We want that on [公式] , [公式], which is satisfied when we let [公式] . We let [公式] . That [公式] is open means there is some open ball centered at the origin [公式] . For any [公式] , [公式] obviously holds. This is a simple stupid way to uniformly upper bound on [公式] .

Proposition 4 For any subset [公式] , [公式] is bounded above by [公式] for [公式] . If [公式] is open, then for all [公式] , [公式] .

Proof: Trivially proven. [公式]

Proposition 5 If [公式] is an open convex set containing [公式] , then [公式] .

Proof: Since we can scale down arbitrarily by Proposition 3, it suffices to prove this triangle inequality on an open ball centered at [公式] that is contained by [公式] . Moreover it suffices to prove that for any [公式] ,

[公式] is satisfied. We notice that



Let [公式] . Obviously [公式] . With this in mind, that [公式] is convex implies that for any [公式] for any [公式] , [公式] . We use [公式] to set the value of [公式] noticing that we can multiply by the denominator to derive the desired inequality. We calculate

[公式] We notice that if we replace [公式] with [公式] , we would obtain the desired inequality. Because [公式] is convex [公式] must be connected. Assuming that [公式] , we have [公式] . The connectedness hypothesis implies in fact that all [公式] such that [公式] must be in [公式] . We have that


which then implies [公式] for [公式] . Thus, we are able to make the aforementioned replacement, which then completes our proof. [公式]

Proposition 6 If [公式] is an open convex set containing [公式] , then its associated Minkowski functional [公式] is a subadditive function.

Proof: The two requirement of subadditive were proven in [公式] and [公式] respectively. [公式]

Theorem 1 Let [公式] be an open convex subset of a n.v.s [公式] . For arbitrary [公式] , there exists [公式] such that [公式] for all [公式] . In particular, the hyperplane [公式] separates [公式] and [公式] .

Proof: After a translation, we may always assume that [公式] . The Minkowski functional [公式] by Proposition 6 is a subadditive function. We define [公式] on [公式] to be linear. We can extend [公式] to [公式] on all of [公式] by the Hahn-Banach theorem (see [2] for details on it). Since by Proposition 4, for any [公式] , [公式] , we have for all [公式] , [公式] . Thus, setting [公式] gives us what we want to prove. [公式]

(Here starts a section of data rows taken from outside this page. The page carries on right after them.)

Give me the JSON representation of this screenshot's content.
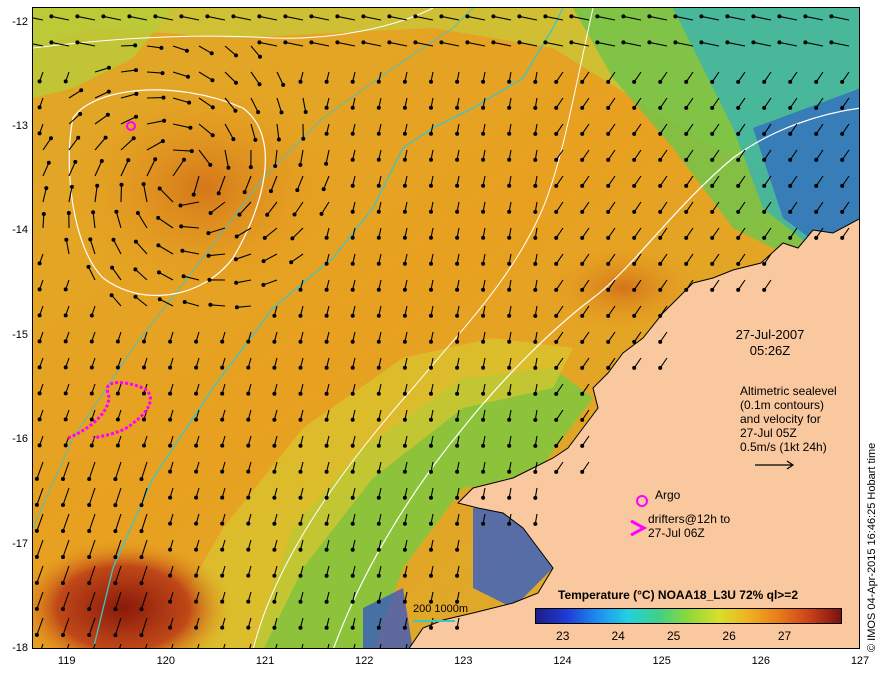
{
  "map": {
    "y_ticks": [
      "-12",
      "-13",
      "-14",
      "-15",
      "-16",
      "-17",
      "-18"
    ],
    "x_ticks": [
      "119",
      "120",
      "121",
      "122",
      "123",
      "124",
      "125",
      "126",
      "127"
    ],
    "lat_range": [
      -18,
      -11.85
    ],
    "lon_range": [
      118.65,
      127
    ],
    "date": "27-Jul-2007",
    "time": "05:26Z",
    "velocity_lines": [
      "Altimetric sealevel",
      "(0.1m contours)",
      "and velocity for",
      "27-Jul 05Z",
      "0.5m/s (1kt 24h)"
    ],
    "argo_label": "Argo",
    "drifters_lines": [
      "drifters@12h to",
      "27-Jul 06Z"
    ],
    "scale_label": "200  1000m",
    "credit": "© IMOS 04-Apr-2015 16:46:25 Hobart time",
    "colorbar": {
      "title": "Temperature (°C) NOAA18_L3U 72% ql>=2",
      "ticks": [
        "23",
        "24",
        "25",
        "26",
        "27"
      ],
      "range": [
        22.5,
        28
      ]
    },
    "colors": {
      "land": "#f9c89e",
      "ocean_warm": "#e8a020",
      "ocean_hot": "#b04010",
      "ocean_mid": "#d8c030",
      "ocean_cool": "#8acc40",
      "ocean_cold": "#2a4ed0",
      "bathymetry_200": "#3cc6c8",
      "bathymetry_1000": "#ffffff",
      "argo": "#ff00ff",
      "drifter": "#ff00ff",
      "vector": "#000000"
    }
  }
}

In [3], propositions of more general separation of sets by hyperplanes were proven. I shall not write them up here because I believe the foundational ideas behind their proofs have already been explained in the propositions above. I had learned of the Minkowski functional this week but initially did not feel like I grasped the motivation behind it. Such difficulty was resolved after reading 1.2 in [3], the title of which is “The Geometric Forms of the Hahn-Banach Theorem: Separation of Convex Sets”. Interestingly, I read about the Minkowski functional on Wikipedia before writing up [2], in the process of which I gained non-trivial understanding of the Hahn-Banach Theorem, which I had learned in 2017 or 2018 but forgotten in 2021 due to more or less superficial understanding. Certainly, the Hahn-Banach theorem can come across as very formal and abstract at first encounter, and it might not be immediate why it’s so significant. However, the geometric interpretation of it via separation of convex sets gives it more concrete meaning.